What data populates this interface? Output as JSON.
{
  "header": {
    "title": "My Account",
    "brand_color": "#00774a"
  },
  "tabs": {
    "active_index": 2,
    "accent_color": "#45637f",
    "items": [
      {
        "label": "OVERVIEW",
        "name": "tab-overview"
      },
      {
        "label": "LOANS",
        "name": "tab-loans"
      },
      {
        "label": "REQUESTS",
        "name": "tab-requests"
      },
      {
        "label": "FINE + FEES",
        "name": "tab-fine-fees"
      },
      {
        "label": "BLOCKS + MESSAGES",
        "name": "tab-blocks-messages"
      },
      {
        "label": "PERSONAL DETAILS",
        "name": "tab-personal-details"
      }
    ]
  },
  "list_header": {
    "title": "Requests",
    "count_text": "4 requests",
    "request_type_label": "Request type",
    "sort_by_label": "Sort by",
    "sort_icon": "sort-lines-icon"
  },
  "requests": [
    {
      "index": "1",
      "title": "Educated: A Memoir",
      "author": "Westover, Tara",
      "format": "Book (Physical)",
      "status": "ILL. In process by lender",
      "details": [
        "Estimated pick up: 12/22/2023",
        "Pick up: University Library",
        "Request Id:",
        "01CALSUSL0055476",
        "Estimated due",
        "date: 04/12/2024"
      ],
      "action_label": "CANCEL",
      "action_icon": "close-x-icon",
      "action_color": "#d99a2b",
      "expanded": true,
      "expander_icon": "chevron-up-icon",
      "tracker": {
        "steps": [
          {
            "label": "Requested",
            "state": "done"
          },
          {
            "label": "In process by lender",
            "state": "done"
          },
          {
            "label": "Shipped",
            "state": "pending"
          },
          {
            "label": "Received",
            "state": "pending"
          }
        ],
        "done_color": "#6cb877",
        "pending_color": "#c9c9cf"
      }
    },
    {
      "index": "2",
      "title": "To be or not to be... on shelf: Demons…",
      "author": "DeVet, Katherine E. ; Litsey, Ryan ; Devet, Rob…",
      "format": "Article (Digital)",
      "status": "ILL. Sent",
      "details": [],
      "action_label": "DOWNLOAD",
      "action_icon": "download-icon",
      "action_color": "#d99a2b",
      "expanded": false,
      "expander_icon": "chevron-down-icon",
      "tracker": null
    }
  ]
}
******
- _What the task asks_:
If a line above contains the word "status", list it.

- _Output of the task_:
      "status": "ILL. In process by lender",
      "status": "ILL. Sent",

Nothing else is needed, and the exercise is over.